> _WHAT IS NEEDED_: The response should be an exact copy of every record.

(Entries from a dataset of interfaces)

-*-

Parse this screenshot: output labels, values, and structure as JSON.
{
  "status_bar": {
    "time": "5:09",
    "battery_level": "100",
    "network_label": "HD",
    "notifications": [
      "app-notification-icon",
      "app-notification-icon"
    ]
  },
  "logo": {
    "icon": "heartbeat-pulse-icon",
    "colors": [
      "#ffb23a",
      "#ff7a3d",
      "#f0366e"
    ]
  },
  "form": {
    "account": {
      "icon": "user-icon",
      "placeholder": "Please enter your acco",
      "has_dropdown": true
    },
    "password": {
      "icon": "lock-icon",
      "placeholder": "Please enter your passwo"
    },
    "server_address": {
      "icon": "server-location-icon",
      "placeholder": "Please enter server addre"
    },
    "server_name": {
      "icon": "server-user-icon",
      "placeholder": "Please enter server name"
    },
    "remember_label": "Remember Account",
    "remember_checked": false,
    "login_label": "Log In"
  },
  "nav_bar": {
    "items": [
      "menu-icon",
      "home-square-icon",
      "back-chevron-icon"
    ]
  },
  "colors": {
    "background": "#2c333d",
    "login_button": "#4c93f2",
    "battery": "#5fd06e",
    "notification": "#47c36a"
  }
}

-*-

> _TASK SOLUTION_:
Parse this screenshot: output labels, values, and structure as JSON.
{
  "status_bar": {
    "time": "5:09",
    "battery_level": "100",
    "network_label": "HD",
    "notifications": [
      "app-notification-icon",
      "app-notification-icon"
    ]
  },
  "logo": {
    "icon": "heartbeat-pulse-icon",
    "colors": [
      "#ffb23a",
      "#ff7a3d",
      "#f0366e"
    ]
  },
  "form": {
    "account": {
      "icon": "user-icon",
      "placeholder": "Please enter your acco",
      "has_dropdown": true
    },
    "password": {
      "icon": "lock-icon",
      "placeholder": "Please enter your passwo"
    },
    "server_address": {
      "icon": "server-location-icon",
      "placeholder": "Please enter server addre"
    },
    "server_name": {
      "icon": "server-user-icon",
      "placeholder": "Please enter server name"
    },
    "remember_label": "Remember Account",
    "remember_checked": false,
    "login_label": "Log In"
  },
  "nav_bar": {
    "items": [
      "menu-icon",
      "home-square-icon",
      "back-chevron-icon"
    ]
  },
  "colors": {
    "background": "#2c333d",
    "login_button": "#4c93f2",
    "battery": "#5fd06e",
    "notification": "#47c36a"
  }
}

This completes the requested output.